Theft of copyrighted material
This essay is mostly a 20th century print media discussion since the real issues confronting copyright today mainly express themselves on the internet where maintenance of one’s property rights is increasingly difficult. Theft of copyrighted material is usually designated as piracy and has been since even before the first copyright law, the Statute of Anne, was passed by the English parliament in 1710.
In that year, Daniel Defoe, summed up, in many ways, the way we feel when he described how his novel, The True-Born Englishman, had been reprinted without compensation: “Had I wrote it for the gain of the press, I should have been concerned at its being printed again and again by PIRATES…, but if they do justice, and print it true according to the copy, they are welcome to sell it for a penny….”
Copyright is supposedly ironclad protection, but attempts at alternatives such as Copyleft and Creative Commons, involve a reciprocity where the creator surrenders, some but not all rights.
These are more applicable to software and other on-line publishing, but photography as well.
As you can note from our Letters column, groups like QuestionCopyright.org “highlight the restrictive effects of distribution monopolies, and help creators and their allies realize the potential of freedom-based distribution.”
Many countries, such as China, give no recognition to the whole range of copyrights, trademarks, service-marks, etc., so it probably makes sense to examine what has to be protected and on what basis.

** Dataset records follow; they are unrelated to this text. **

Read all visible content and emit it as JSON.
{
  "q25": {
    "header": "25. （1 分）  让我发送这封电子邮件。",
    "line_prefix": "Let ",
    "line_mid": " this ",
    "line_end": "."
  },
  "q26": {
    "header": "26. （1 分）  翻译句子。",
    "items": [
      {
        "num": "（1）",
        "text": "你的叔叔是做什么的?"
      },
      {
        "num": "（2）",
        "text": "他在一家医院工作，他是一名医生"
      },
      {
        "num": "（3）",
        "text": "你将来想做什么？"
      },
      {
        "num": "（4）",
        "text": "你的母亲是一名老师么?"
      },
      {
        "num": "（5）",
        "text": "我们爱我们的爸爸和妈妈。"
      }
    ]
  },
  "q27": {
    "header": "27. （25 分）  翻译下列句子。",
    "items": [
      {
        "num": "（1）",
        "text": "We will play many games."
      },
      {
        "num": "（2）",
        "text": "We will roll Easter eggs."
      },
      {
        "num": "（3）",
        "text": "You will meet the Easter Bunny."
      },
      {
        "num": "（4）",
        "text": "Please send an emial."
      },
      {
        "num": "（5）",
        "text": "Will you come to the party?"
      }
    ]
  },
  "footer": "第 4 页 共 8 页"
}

Groups such as Piratbyran (the Pirate Bureau) and other anti-copyright groups advocate complete disregard for protected intellectual property. The former provides a whole range of pirated software on its website, and has run afoul of the law. It is they who designed the Kopimi symbol we display.
Type in “anarchy”
So, none of this is meant to diminish the threat of what we called “pirate capitalist” concerns, that freed from the protection afforded intellectual property intended by the creator as an income source would soon find themselves without compensation while pirates benefited.
Even with the internet making copying extraordinarily easy and difficult to police, it’s not a free ride as the Piratbyran people found out when its leaders were prosecuted by the Swedish police.
For instance, anyone–blogger,webm aster or print designer can go to Google images, type in a subject (try “anarchy”) and, boom, up come images suitable for online or print media (such as the ones on both of these pages). Who owns a particular image isn’t even clear as it might have come from a site that took it from somewhere else.
Always looking for ways to make a buck, there are companies, such as Righthaven LLC, that files hundreds of lawsuits against sometimes hapless bloggers who had no idea they were appropriating copyrighted material and wound up being threatened with “willful infringement,” that could result in fines up to $150,000. In one set of cases filed by Righthaven on behalf of The Denver Post, a photo of airport security went viral and has been reproduced at least 300 times.
The argument that content providers will not produce if they cannot be guaranteed payment applies mainly to those interested in protecting their work within the arena of capitalist exchange. To those whose motivation is outside that definition, such as this publication and others like it, copyright protection is of no concern.
So, be careful what you grab off the internet, realize that all of our creations are protected by the state whether we want them to be or not, and how you label your work says a lot about you.